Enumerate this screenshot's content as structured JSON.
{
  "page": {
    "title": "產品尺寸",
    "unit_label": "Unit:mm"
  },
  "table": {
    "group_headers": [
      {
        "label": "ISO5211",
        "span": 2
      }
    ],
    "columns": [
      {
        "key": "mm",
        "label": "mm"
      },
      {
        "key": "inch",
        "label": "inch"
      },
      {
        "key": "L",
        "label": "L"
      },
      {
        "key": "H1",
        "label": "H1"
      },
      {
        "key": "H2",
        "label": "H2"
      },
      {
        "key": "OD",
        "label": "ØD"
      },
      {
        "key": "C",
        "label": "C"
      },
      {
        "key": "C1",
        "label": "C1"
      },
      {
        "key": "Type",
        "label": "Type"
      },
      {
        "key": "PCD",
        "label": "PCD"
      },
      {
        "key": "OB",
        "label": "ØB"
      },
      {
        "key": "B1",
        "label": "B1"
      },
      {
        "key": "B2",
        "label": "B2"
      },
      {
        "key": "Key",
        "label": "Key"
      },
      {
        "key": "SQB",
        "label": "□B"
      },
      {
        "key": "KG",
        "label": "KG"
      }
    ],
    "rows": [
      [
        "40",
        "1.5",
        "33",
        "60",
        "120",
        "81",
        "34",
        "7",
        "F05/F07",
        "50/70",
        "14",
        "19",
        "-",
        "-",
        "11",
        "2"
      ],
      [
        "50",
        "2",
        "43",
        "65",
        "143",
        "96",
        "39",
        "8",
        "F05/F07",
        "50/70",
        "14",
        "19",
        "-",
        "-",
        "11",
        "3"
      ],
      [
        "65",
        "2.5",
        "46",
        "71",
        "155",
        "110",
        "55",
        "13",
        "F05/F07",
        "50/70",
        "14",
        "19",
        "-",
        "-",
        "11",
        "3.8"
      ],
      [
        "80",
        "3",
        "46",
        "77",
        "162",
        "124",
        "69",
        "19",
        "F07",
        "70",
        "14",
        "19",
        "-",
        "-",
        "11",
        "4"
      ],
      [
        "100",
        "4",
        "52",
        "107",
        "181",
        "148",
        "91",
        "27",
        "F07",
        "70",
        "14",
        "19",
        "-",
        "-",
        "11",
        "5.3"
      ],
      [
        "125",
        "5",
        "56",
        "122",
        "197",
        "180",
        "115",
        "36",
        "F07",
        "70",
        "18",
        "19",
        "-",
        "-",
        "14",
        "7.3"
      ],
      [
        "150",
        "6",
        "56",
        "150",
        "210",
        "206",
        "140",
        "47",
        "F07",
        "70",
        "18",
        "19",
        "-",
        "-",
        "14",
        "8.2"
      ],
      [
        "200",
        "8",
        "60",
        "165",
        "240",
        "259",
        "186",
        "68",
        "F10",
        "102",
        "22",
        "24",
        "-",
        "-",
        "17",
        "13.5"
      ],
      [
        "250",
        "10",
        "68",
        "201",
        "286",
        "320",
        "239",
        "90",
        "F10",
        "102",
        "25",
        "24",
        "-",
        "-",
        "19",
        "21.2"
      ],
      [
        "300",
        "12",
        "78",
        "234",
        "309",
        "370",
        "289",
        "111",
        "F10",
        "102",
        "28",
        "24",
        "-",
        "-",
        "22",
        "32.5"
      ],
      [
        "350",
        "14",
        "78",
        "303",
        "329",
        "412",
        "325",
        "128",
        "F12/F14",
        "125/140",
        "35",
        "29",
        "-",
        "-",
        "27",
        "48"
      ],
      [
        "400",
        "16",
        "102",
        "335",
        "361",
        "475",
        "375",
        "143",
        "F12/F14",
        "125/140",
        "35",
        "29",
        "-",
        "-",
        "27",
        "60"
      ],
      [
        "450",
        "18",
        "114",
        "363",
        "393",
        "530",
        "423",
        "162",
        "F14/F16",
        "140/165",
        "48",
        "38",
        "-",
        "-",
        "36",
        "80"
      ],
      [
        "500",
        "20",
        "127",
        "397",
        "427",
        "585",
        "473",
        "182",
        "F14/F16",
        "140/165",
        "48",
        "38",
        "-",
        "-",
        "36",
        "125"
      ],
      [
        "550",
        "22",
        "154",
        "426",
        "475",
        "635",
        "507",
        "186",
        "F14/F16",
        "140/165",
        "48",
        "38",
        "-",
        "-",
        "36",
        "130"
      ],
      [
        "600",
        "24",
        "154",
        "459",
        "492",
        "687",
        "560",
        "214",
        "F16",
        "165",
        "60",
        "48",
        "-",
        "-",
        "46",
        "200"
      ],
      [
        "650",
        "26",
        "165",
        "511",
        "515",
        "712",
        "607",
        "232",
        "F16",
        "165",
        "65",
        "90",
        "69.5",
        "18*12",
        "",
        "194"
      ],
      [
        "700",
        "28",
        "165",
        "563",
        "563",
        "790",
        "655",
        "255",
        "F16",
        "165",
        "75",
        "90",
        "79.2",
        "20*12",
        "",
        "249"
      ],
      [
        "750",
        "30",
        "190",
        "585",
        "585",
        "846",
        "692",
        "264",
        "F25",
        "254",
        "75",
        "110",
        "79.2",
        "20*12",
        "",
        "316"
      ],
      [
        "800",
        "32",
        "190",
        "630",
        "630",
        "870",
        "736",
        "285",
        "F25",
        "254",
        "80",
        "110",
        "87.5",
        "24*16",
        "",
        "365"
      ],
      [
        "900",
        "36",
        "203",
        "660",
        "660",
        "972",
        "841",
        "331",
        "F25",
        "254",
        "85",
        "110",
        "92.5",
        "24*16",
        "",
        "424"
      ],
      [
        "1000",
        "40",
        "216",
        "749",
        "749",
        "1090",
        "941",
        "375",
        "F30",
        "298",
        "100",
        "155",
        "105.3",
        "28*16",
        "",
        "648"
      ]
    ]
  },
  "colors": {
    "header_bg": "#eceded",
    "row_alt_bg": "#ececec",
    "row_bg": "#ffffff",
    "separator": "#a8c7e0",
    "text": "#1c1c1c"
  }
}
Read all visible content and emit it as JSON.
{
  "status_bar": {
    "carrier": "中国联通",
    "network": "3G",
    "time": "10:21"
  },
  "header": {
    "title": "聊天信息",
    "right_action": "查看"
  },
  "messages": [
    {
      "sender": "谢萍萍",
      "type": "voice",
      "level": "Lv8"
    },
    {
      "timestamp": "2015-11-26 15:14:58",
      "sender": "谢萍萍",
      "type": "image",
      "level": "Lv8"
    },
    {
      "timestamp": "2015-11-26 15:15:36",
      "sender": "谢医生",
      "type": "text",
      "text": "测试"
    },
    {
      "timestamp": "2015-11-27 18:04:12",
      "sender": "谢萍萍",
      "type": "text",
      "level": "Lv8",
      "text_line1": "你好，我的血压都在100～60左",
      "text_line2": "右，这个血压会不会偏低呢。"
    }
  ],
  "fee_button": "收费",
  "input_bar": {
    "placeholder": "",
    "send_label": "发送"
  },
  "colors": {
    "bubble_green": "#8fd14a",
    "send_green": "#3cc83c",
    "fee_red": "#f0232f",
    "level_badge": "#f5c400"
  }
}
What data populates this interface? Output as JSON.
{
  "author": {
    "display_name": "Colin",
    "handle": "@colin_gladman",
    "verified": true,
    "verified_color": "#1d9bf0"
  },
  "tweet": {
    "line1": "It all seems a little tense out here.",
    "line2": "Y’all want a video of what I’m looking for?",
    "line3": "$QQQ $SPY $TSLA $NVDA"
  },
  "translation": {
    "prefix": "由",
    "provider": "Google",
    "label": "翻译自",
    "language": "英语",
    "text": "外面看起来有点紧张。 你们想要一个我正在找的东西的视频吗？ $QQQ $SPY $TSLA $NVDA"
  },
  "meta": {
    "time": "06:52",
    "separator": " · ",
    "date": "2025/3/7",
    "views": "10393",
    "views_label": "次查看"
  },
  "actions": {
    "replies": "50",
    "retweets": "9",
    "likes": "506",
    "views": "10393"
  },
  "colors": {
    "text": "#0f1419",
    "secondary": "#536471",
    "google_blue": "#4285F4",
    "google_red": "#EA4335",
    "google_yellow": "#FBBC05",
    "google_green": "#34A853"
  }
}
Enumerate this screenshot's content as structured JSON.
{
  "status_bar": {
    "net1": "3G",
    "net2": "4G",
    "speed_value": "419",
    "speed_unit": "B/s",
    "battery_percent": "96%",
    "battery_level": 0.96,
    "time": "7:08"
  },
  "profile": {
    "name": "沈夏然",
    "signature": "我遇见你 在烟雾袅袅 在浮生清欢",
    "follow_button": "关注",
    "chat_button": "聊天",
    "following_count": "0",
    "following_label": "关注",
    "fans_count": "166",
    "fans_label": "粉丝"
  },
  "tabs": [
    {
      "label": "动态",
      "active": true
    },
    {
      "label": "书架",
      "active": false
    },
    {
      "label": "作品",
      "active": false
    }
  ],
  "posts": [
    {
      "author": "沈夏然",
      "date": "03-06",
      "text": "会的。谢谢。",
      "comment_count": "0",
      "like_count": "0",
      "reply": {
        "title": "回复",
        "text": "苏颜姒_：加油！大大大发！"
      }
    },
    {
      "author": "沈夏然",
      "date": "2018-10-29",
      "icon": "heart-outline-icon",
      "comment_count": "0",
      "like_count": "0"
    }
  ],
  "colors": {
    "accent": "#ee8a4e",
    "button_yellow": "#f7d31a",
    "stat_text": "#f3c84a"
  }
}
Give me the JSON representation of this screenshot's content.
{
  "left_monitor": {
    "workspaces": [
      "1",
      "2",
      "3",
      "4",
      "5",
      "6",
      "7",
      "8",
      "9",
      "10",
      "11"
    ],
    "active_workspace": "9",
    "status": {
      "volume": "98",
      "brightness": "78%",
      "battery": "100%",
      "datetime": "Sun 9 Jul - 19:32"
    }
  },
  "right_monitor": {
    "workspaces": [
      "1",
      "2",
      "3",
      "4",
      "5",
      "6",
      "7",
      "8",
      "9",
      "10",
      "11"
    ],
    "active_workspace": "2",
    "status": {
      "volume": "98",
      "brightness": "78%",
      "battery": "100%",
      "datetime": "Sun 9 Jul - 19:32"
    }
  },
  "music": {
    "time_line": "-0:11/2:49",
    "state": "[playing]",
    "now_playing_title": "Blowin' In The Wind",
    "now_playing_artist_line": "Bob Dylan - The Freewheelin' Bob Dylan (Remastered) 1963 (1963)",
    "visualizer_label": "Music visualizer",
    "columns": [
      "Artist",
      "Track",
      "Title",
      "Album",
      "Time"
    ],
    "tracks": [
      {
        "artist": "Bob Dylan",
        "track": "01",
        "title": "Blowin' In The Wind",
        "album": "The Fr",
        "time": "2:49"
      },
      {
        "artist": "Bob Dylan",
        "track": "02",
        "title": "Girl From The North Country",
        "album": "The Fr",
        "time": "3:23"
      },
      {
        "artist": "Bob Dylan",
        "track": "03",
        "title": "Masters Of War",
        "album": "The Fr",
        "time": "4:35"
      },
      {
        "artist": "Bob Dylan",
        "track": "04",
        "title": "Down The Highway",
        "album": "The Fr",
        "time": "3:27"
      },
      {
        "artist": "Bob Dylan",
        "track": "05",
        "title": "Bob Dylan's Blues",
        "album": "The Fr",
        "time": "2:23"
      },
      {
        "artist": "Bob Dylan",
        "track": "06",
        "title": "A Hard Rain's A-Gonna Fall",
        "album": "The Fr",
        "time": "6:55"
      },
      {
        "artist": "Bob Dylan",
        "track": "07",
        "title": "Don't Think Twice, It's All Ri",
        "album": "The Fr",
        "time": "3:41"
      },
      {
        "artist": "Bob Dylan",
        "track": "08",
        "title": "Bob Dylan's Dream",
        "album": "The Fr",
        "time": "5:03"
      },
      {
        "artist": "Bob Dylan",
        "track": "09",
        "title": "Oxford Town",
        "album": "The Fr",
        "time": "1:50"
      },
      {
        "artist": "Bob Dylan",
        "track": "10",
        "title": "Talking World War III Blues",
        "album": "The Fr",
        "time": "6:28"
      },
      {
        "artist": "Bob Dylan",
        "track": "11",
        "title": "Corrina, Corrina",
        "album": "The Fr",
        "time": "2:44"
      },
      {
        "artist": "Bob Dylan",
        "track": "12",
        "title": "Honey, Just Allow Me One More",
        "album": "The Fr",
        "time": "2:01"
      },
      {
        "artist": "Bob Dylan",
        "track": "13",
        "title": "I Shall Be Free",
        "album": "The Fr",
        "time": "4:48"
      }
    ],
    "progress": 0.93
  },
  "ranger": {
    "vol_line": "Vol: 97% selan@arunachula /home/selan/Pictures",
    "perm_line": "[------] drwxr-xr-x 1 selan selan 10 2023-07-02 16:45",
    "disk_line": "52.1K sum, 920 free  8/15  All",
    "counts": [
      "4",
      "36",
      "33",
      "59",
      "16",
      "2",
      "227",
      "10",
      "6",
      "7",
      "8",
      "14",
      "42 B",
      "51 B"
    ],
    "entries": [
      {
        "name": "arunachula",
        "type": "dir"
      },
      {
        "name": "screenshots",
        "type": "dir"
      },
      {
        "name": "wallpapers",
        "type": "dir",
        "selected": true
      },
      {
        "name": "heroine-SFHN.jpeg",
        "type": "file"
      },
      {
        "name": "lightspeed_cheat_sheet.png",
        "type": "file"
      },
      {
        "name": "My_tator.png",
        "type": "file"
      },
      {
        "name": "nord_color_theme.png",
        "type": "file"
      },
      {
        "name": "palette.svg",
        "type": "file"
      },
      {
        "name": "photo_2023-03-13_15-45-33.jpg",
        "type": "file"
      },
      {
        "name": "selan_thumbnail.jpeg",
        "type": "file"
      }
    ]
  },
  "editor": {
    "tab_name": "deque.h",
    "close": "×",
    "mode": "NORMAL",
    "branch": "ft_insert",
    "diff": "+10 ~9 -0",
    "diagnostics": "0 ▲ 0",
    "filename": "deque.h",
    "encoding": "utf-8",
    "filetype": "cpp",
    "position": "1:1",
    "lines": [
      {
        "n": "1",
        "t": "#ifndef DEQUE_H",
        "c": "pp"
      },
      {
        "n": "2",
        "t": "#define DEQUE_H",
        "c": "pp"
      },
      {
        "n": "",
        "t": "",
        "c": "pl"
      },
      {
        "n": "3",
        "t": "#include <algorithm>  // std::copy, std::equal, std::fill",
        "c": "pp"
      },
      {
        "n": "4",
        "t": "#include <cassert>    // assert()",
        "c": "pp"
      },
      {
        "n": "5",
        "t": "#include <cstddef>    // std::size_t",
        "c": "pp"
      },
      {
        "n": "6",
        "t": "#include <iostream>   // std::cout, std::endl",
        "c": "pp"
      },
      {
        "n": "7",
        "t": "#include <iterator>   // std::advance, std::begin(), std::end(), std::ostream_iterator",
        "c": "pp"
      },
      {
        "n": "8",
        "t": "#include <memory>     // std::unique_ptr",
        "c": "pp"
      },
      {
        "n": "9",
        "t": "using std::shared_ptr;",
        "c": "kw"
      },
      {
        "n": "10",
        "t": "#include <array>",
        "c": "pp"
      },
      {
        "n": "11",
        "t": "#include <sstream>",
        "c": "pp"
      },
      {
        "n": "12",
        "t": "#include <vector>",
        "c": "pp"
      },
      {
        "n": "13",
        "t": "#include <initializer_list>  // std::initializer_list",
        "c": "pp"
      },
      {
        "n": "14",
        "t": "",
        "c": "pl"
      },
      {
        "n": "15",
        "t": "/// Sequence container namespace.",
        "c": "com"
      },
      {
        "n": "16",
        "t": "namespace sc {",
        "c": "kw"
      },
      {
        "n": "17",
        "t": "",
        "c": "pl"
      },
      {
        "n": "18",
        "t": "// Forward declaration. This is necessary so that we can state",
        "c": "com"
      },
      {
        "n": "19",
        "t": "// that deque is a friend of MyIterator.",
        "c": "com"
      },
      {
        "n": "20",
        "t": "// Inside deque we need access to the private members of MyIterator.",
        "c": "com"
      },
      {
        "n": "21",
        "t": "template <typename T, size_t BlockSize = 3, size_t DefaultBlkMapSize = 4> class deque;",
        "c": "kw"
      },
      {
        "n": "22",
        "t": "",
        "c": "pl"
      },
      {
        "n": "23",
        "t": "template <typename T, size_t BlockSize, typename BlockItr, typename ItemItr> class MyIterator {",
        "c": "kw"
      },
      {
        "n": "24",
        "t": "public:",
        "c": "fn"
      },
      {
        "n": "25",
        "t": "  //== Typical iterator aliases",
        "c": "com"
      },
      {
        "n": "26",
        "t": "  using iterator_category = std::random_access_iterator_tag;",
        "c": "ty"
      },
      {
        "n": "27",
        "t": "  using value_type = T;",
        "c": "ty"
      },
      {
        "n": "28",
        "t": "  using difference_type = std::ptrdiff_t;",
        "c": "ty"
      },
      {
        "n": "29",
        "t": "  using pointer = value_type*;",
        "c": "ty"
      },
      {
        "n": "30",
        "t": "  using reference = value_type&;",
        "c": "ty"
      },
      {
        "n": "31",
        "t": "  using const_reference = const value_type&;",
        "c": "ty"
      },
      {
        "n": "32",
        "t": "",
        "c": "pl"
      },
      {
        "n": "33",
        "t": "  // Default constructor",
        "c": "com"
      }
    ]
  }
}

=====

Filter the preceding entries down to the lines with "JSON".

**Output of the task**
Enumerate this screenshot's content as structured JSON.
Read all visible content and emit it as JSON.
What data populates this interface? Output as JSON.
Enumerate this screenshot's content as structured JSON.
Give me the JSON representation of this screenshot's content.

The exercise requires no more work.